**EXERCISE DETAILS:** With the pictures left out, restate every entry word for word.

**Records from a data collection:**
+ + +

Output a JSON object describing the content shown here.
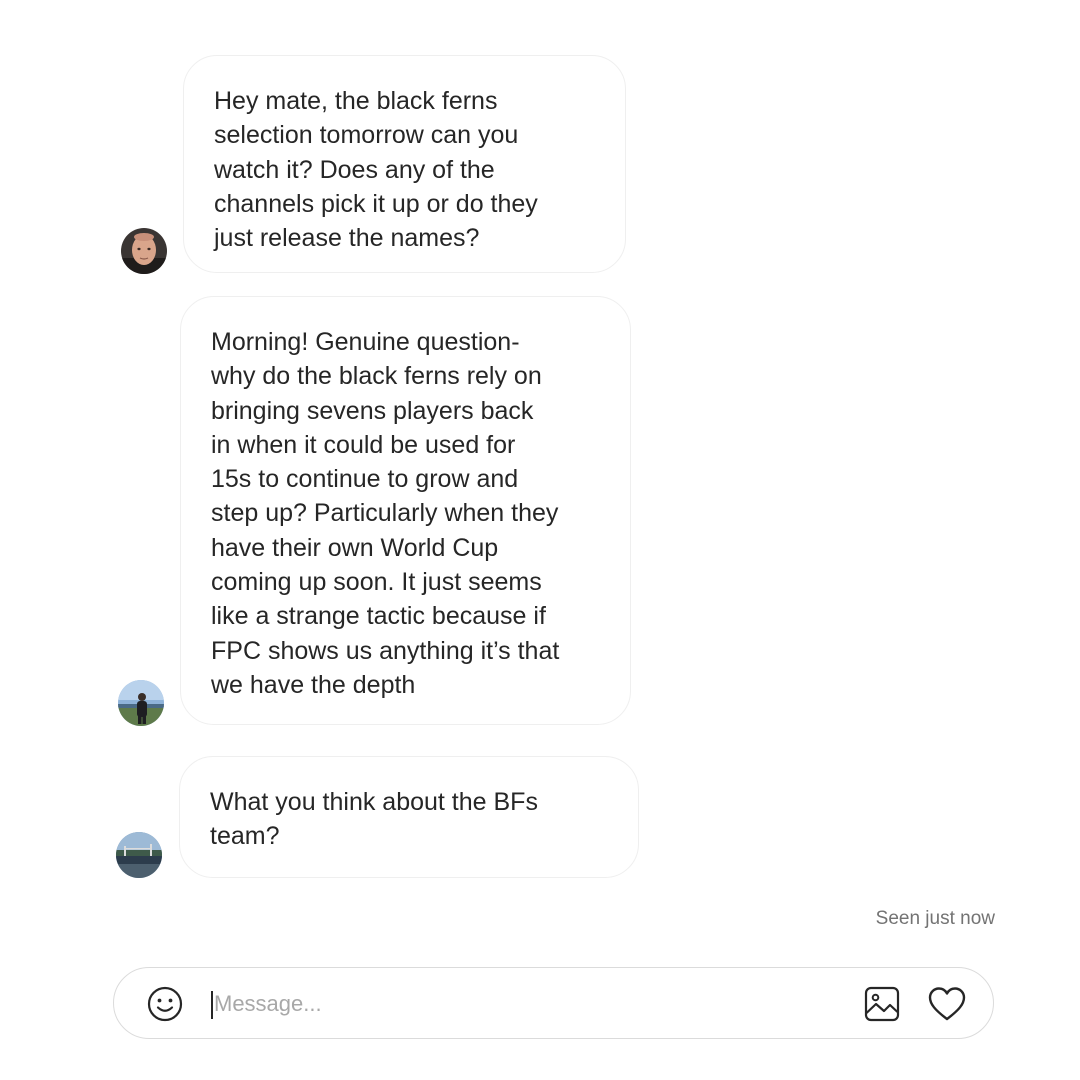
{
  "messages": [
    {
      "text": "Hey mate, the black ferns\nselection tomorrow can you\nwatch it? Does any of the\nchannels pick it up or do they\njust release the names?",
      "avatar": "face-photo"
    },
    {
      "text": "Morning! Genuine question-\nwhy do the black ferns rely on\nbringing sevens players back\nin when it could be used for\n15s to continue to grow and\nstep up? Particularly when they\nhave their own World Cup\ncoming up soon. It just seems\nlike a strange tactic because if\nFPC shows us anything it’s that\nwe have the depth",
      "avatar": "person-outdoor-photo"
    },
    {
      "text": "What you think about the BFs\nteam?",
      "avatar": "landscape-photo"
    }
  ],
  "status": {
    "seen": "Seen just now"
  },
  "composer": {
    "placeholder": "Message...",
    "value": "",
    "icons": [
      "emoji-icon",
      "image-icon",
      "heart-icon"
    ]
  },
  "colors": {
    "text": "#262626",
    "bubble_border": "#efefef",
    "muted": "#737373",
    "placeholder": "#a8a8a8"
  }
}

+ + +

**ANSWER BOX:**
Output a JSON object describing the content shown here.
{
  "messages": [
    {
      "text": "Hey mate, the black ferns\nselection tomorrow can you\nwatch it? Does any of the\nchannels pick it up or do they\njust release the names?",
      "avatar": "face-photo"
    },
    {
      "text": "Morning! Genuine question-\nwhy do the black ferns rely on\nbringing sevens players back\nin when it could be used for\n15s to continue to grow and\nstep up? Particularly when they\nhave their own World Cup\ncoming up soon. It just seems\nlike a strange tactic because if\nFPC shows us anything it’s that\nwe have the depth",
      "avatar": "person-outdoor-photo"
    },
    {
      "text": "What you think about the BFs\nteam?",
      "avatar": "landscape-photo"
    }
  ],
  "status": {
    "seen": "Seen just now"
  },
  "composer": {
    "placeholder": "Message...",
    "value": "",
    "icons": [
      "emoji-icon",
      "image-icon",
      "heart-icon"
    ]
  },
  "colors": {
    "text": "#262626",
    "bubble_border": "#efefef",
    "muted": "#737373",
    "placeholder": "#a8a8a8"
  }
}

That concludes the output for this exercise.